(DATA TO EXAMINE begins)
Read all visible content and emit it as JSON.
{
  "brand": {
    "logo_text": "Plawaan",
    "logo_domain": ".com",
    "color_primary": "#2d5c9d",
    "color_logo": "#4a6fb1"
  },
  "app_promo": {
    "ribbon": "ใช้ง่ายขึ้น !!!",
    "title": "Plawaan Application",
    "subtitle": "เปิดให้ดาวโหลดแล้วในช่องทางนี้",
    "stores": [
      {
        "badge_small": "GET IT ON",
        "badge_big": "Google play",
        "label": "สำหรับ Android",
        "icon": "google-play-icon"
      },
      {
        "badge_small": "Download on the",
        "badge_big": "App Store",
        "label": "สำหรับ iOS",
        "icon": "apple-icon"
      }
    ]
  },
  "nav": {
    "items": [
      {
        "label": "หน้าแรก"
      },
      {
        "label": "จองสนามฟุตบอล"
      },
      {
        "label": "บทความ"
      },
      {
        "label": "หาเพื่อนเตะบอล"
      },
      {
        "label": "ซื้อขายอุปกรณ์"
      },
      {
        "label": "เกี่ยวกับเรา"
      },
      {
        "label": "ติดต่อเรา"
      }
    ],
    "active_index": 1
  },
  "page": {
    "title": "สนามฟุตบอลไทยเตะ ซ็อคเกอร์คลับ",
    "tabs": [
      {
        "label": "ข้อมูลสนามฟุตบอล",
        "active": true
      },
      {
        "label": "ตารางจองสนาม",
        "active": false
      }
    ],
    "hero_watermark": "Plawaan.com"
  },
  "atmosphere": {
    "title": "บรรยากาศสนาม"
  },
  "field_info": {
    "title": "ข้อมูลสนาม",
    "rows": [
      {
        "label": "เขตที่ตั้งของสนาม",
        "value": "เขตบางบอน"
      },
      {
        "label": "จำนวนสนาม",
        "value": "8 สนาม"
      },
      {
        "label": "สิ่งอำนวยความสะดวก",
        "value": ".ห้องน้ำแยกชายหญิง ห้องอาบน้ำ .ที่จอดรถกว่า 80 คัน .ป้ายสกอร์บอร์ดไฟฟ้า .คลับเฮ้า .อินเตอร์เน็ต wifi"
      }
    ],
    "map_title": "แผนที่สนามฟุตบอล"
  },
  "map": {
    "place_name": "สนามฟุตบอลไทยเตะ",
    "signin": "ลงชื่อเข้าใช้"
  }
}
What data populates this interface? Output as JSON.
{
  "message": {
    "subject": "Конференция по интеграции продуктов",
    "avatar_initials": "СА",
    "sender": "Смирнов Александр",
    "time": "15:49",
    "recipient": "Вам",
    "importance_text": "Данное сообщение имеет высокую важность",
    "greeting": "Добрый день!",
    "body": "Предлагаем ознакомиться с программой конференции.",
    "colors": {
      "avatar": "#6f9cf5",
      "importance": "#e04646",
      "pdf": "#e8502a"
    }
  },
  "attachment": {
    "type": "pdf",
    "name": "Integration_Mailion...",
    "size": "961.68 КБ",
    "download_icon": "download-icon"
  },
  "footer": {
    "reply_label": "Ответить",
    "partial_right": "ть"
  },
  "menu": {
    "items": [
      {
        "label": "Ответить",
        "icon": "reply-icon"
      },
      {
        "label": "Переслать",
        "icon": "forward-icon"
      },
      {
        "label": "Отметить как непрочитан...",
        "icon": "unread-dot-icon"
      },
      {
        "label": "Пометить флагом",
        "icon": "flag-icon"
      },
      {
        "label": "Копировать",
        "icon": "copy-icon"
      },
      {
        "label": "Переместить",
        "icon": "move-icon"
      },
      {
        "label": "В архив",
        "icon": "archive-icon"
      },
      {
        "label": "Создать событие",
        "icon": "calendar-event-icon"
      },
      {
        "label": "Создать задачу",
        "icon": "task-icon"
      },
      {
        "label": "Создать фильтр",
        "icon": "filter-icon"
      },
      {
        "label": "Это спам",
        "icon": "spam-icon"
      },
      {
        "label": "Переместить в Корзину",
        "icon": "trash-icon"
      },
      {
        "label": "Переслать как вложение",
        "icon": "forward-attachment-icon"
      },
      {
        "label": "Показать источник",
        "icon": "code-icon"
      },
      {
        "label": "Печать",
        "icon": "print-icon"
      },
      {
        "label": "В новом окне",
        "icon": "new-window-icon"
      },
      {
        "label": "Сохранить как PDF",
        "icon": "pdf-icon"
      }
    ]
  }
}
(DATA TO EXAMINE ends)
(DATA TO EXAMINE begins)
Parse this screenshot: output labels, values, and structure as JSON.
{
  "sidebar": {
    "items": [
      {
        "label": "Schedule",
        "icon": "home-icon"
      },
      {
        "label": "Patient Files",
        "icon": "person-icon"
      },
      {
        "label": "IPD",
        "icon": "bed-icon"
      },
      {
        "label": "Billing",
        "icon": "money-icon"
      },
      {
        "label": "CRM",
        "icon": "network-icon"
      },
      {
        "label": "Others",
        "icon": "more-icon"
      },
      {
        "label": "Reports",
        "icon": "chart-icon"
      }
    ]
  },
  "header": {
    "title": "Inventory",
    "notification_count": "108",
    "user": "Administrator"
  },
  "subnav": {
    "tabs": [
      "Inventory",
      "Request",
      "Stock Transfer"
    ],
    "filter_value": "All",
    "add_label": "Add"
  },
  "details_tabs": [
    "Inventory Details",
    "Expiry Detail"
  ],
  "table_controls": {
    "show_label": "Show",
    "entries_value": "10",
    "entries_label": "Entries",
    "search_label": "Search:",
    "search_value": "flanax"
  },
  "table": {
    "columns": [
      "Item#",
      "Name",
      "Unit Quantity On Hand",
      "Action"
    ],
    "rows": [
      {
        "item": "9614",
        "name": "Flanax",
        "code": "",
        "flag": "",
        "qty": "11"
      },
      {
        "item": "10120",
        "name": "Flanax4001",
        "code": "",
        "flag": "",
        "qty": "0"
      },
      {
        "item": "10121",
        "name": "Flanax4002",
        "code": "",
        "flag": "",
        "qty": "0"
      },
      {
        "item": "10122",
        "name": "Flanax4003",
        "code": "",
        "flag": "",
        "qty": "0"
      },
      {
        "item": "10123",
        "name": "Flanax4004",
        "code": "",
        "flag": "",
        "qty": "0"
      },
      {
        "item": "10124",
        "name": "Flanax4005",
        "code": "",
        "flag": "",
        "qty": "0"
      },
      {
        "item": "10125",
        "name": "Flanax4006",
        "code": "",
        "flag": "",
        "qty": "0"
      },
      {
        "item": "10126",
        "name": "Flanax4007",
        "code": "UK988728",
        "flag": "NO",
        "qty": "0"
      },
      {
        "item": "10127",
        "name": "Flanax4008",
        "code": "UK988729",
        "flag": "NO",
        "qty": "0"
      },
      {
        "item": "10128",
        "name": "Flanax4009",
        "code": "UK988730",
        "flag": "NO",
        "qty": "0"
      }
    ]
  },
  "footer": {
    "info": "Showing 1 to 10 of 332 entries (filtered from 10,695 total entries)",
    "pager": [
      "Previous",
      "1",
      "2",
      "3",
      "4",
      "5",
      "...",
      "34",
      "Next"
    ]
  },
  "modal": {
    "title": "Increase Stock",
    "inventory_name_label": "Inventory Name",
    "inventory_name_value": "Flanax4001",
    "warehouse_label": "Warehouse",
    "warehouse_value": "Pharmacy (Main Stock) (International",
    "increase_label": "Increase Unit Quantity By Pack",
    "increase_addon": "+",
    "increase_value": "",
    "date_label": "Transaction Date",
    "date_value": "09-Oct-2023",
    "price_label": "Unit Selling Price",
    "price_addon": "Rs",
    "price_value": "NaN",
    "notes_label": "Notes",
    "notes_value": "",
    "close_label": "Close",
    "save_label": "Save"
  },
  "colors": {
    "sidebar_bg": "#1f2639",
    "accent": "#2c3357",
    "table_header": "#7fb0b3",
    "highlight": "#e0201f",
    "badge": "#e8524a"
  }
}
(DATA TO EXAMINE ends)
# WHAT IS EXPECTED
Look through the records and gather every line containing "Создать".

# TASK OUTPUT
        "label": "Создать событие",
        "label": "Создать задачу",
        "label": "Создать фильтр",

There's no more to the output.